With a rapidly developing military drone industry growing in prominence the world over, and heavyweight defense contractors like Northrop Grumman devoting a large portion of their overall R&D programs to unmanned aerial vehicles, it’s easy to see that the future of military aviation will be largely unmanned. The benefits of such a transition are extensive, both economically and ethically, as fewer warfighters are put into harm’s way, and aircraft designed to operate without a human on board can forgo all of the complicated (and expensive) systems relied upon to keep those pilots alive. Accustomed to the rapid progression of technology we’ve enjoyed in recent decades, many now see the military pilot as an endangered species — a misconception that could be partially responsible for the significant shortage of combat pilots the Air Force is already contending with today.

So if it will likely soon become cheaper to field drones than manned aircraft in combat and it reduces the risk of death or capture among American aviators, why wouldn’t advanced militaries like those defending the United States and China already be making the push to get humans out of the cockpit and into the control room? Well, there are actually a number of reasons.

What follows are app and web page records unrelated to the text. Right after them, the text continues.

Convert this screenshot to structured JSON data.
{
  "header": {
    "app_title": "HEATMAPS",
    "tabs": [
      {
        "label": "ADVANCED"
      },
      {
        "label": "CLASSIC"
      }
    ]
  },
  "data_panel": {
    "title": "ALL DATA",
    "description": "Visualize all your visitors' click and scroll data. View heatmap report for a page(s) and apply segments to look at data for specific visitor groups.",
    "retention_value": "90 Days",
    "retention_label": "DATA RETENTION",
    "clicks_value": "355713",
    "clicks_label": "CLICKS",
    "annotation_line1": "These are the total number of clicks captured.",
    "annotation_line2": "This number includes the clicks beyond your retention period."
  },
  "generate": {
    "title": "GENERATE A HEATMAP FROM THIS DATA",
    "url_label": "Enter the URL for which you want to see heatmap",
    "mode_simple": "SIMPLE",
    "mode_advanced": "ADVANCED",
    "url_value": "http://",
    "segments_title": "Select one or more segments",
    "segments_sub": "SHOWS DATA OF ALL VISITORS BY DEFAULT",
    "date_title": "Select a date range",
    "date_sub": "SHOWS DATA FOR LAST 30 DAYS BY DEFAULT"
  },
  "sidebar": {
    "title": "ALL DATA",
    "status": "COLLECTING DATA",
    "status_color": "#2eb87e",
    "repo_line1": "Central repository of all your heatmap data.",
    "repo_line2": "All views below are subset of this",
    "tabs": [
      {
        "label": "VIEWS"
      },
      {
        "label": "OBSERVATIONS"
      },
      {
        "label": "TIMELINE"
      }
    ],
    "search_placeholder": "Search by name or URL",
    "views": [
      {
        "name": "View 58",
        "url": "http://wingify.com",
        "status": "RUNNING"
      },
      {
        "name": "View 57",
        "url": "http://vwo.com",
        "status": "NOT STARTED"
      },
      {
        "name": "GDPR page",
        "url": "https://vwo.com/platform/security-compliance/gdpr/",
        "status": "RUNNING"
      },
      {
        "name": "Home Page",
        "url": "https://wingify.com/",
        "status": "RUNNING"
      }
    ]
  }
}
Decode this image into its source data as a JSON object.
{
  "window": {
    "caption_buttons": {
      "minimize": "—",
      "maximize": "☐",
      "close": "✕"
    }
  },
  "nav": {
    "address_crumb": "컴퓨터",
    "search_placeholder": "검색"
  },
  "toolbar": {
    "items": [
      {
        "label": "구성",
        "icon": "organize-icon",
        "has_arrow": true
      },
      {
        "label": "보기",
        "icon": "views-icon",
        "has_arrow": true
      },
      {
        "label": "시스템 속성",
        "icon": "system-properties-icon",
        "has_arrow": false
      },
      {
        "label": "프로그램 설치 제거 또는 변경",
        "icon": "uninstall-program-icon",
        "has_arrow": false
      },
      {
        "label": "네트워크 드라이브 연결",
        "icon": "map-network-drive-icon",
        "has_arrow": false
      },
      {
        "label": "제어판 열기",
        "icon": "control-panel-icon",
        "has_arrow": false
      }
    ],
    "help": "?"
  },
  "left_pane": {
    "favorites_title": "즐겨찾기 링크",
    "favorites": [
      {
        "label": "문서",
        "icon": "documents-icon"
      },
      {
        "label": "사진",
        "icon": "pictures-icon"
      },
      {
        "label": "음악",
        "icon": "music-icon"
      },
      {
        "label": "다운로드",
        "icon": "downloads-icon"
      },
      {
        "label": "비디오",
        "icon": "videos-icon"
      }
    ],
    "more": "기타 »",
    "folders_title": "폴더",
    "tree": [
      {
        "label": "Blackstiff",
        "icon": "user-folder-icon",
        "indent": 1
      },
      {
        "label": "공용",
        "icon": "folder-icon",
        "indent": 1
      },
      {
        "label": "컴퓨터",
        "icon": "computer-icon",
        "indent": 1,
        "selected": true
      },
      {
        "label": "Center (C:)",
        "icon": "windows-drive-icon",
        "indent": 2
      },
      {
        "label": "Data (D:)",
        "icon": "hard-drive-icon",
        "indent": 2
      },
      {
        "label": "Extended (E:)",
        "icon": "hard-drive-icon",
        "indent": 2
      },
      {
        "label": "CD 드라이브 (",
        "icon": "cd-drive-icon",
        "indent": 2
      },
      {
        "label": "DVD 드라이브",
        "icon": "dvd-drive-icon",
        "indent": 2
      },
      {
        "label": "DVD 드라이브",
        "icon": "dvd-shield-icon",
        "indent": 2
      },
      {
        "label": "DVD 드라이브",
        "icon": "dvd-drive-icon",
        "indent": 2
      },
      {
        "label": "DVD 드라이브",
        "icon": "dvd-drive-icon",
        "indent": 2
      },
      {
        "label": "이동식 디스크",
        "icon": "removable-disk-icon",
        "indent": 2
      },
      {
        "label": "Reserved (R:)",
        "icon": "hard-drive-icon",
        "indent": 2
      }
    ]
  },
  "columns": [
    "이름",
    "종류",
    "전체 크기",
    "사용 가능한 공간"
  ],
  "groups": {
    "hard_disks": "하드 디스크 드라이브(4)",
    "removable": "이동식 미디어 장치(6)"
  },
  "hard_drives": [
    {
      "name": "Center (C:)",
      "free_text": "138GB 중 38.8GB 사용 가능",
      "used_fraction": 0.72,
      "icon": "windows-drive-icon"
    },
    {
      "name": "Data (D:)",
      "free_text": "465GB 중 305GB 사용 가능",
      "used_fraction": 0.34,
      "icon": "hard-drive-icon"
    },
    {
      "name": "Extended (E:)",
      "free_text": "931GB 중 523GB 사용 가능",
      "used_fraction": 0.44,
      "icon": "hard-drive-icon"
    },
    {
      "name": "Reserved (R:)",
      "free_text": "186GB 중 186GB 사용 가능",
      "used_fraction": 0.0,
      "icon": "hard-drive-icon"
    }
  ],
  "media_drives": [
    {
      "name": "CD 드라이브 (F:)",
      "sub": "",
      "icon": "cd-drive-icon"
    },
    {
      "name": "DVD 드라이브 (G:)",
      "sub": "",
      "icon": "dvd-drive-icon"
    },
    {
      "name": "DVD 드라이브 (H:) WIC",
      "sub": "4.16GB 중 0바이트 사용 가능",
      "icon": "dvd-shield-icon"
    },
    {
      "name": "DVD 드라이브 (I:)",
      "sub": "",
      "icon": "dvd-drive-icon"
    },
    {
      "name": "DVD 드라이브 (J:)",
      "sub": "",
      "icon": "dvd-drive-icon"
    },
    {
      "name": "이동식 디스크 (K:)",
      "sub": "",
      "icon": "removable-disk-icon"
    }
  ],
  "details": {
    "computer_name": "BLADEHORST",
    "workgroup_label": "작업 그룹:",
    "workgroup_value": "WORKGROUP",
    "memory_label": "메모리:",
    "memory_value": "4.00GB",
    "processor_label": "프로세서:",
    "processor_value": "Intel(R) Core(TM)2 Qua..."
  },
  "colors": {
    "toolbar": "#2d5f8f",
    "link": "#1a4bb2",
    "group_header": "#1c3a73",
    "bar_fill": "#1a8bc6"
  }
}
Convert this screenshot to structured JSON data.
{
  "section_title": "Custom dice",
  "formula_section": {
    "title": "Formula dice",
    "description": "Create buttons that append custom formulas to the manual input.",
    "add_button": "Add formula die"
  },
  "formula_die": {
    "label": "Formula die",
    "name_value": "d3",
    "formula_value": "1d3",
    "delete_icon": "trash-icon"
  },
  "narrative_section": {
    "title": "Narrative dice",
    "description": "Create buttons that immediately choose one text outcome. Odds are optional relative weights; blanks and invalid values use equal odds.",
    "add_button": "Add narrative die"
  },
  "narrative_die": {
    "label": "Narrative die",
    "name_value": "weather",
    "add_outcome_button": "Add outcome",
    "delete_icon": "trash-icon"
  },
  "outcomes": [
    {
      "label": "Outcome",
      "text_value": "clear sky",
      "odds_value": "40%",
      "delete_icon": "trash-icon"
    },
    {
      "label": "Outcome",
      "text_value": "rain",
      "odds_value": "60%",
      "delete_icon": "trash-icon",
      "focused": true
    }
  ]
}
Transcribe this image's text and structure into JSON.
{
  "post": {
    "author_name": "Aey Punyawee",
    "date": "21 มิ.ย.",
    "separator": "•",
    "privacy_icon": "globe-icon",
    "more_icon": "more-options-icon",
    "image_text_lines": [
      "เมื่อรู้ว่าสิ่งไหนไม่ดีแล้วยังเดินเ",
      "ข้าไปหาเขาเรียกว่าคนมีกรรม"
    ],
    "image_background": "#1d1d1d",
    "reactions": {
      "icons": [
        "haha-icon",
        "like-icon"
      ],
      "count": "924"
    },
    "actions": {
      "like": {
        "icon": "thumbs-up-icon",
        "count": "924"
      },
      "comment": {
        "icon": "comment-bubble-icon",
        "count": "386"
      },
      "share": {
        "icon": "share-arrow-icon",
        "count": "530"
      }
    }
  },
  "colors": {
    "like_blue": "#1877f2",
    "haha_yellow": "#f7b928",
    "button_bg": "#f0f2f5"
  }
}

The biggest hurdle to overcome when considering a primarily drone operated air force (as in a force within that battle space, not the branch) is the technology’s level of maturity. Currently, no nation on earth has been able to develop a drone platform that is as capable within contested airspace as an aircraft with a pilot onboard. The complexity, processing power, innumerable variables in play and stakes of combat operations all still require a human brain to manage in real time. According to Air Chief Marshal Stephen Hillier of the U.K.’s Royal Air Force,

If you trace this back to 2010, if not before, people were saying we have built the last generation of manned combat aircraft. That view was based on how people saw technology development at that stage. But time has moved on and people have realized that it isn’t easy in the combat air part of it. You can have highly sophisticated ISR capabilities like the [General Atomics] Protector, but in terms of the manned combat air mission operating in contested, high-intensity airspace against demanding threat, we have yet to see a technological path to take the person out of that platform.”